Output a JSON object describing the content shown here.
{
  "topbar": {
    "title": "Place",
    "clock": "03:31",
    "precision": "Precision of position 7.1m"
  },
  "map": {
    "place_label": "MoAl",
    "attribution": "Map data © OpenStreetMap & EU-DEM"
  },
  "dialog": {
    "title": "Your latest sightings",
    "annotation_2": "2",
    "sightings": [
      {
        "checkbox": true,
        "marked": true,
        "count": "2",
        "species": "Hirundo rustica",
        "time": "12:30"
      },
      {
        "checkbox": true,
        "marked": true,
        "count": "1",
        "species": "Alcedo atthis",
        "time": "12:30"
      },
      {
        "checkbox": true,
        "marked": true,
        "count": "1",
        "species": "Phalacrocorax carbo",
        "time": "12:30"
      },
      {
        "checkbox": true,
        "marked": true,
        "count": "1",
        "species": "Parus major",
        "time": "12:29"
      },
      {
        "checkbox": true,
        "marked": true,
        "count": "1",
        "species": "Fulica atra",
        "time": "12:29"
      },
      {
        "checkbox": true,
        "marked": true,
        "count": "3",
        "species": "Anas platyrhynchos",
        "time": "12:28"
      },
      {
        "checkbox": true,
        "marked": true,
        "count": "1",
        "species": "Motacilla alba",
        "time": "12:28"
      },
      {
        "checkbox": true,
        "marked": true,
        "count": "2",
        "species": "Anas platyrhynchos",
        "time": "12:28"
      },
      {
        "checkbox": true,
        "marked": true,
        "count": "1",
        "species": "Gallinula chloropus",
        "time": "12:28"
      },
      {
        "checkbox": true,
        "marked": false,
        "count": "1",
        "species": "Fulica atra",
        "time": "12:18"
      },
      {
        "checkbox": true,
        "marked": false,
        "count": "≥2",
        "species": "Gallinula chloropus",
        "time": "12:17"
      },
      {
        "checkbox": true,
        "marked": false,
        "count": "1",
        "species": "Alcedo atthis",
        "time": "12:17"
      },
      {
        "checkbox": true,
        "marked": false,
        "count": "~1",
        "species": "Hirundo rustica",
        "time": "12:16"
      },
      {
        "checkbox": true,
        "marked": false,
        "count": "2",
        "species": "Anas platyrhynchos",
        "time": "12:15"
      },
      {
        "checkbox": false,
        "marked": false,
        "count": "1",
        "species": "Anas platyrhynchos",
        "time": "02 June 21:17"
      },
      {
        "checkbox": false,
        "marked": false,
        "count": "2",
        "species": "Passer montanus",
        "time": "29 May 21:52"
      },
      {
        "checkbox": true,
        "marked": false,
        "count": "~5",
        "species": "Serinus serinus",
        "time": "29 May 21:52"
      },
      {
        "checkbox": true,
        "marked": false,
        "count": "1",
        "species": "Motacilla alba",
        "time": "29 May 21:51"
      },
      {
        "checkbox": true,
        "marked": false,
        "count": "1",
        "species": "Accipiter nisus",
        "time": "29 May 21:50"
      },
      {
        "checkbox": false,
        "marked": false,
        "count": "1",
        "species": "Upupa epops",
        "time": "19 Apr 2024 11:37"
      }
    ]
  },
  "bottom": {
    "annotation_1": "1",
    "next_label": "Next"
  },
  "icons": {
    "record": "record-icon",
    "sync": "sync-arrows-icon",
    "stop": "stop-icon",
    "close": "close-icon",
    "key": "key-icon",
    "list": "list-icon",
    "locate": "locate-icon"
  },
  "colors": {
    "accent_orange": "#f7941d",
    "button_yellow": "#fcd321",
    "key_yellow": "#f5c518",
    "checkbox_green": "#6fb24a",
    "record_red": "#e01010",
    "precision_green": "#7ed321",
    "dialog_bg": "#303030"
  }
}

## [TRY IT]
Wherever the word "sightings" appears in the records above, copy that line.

## [THE COMPLETED TASK]
    "title": "Your latest sightings",
    "sightings": [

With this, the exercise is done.